On white backgrounds the eye will get pulled to the largest, darkest object which is the hat in this photo. That works here because the eyes are just below the hat.

What is causing the problem is that dark table under the arms. Recrop the shot in the middle of the brightly lit arms and compare the difference. You and do that on the browser by scrolling the window. But please crop and repost if you can.

Absent the dark distracting table which pulls the viewer quickly from dark hat to table (or vis a versa) the veiwer's eye will now go from hat to the next darkest area, the eyes! Everthing else in the photo is bright and relatively uninteresting, and so is the hat which has been seen, so the viewer stays locked on the eyes. Very visually effective!

So here is a case where a minor crop (in terms of dimension) has a major impact on the overall tonal balance of the photo and how the eye moves in it. That's why I stress the importance of understanding what will attract the eye in a photo and eliminating distractions which pull the eye away from the intended COI.

The dark hat, which caused the shadow problem, is what makes the cropped shot work because it and the eyes are together forming one unified center of interest.

I'd crop higher along the middle of the elbows so that bit of the hand showing on the bottom isn't a distraction.

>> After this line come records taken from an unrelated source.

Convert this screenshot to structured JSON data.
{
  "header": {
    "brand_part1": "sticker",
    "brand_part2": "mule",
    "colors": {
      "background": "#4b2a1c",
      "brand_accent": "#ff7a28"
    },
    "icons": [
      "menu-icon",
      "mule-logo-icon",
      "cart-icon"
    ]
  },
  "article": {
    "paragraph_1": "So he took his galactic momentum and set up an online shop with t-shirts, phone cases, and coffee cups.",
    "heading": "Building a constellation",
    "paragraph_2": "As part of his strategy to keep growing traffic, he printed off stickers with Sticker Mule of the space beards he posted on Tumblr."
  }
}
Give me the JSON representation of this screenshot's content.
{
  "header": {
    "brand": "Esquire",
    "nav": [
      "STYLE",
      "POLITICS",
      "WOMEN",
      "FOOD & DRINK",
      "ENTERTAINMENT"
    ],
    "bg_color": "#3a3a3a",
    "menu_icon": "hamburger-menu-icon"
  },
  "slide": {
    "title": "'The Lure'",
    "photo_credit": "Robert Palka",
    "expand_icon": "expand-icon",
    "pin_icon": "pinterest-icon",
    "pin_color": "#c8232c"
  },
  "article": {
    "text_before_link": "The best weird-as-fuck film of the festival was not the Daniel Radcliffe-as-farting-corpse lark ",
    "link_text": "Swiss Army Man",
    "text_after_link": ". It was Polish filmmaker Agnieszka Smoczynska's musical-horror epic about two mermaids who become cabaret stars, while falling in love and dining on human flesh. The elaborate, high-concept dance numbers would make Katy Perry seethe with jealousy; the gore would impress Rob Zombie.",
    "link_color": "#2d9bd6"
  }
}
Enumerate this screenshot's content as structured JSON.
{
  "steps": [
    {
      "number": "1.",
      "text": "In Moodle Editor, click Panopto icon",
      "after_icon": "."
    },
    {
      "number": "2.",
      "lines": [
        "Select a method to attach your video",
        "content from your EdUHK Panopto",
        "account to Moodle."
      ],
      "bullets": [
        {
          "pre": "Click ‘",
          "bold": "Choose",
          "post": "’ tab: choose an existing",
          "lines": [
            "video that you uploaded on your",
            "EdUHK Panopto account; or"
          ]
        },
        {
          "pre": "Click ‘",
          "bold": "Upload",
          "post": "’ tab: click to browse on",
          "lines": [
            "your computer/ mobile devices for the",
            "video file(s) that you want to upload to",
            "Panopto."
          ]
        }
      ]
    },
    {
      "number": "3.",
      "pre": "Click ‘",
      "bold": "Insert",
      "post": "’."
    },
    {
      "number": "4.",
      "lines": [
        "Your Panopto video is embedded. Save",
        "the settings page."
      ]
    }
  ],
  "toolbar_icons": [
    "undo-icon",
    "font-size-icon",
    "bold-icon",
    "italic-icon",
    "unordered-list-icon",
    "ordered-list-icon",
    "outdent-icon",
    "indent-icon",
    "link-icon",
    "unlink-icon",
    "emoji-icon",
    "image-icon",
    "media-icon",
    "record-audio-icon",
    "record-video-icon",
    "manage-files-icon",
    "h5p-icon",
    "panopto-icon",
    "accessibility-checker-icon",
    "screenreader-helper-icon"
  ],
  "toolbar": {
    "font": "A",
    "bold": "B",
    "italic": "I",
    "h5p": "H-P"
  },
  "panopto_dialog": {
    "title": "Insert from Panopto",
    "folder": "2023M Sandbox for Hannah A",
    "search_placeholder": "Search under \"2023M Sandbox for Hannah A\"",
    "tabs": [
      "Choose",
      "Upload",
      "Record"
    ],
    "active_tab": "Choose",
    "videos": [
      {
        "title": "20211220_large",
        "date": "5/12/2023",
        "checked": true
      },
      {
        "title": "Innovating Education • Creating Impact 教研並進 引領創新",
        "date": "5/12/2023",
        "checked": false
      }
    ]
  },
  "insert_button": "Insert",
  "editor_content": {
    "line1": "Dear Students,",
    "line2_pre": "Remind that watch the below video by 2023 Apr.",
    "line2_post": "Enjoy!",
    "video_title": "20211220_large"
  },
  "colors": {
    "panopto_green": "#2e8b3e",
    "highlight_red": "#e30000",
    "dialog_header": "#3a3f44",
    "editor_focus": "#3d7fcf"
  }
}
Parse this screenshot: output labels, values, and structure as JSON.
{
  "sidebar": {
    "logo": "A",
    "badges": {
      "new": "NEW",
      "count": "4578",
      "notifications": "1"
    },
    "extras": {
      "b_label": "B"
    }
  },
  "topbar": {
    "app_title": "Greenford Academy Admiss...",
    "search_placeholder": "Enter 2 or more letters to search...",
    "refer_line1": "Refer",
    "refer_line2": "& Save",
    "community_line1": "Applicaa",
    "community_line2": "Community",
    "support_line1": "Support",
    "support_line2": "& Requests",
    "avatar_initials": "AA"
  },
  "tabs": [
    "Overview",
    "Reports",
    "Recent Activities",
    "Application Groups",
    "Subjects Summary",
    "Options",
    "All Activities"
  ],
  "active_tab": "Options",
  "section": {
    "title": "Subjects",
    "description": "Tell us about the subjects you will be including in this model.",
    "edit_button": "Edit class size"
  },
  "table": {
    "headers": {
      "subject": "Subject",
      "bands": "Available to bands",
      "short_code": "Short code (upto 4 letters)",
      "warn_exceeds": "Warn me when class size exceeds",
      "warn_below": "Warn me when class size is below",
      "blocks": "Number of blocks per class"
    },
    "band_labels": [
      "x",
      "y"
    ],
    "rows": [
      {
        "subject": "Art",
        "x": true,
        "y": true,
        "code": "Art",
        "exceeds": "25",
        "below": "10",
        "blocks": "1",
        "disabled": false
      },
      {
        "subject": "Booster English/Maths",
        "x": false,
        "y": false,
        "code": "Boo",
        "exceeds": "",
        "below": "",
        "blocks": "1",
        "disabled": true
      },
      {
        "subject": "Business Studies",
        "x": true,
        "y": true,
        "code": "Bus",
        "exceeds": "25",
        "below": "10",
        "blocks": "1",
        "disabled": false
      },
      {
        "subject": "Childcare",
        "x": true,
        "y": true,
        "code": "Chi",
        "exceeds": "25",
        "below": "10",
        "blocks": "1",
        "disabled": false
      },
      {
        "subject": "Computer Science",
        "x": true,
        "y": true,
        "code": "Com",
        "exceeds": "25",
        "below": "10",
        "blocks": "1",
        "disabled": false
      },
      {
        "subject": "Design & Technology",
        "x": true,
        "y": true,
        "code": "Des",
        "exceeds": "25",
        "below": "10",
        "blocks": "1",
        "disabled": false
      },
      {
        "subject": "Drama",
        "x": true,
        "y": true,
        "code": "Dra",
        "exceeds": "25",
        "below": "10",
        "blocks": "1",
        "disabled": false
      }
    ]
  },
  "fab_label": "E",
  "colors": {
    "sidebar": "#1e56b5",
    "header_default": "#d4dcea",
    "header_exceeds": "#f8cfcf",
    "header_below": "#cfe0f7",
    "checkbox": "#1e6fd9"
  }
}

I don't generally recommend limbs hanging out of the frame, but in this case the arms are the frame for the face. They and the upper arms leading to the face form a triangle (i.e. composition 101) which lead the eye upward. That dark bit of wrist is a distraction which pulls the eye back down.

Cropping to eliminate distractions, especially those at the edges, will always make a photo more visually effective.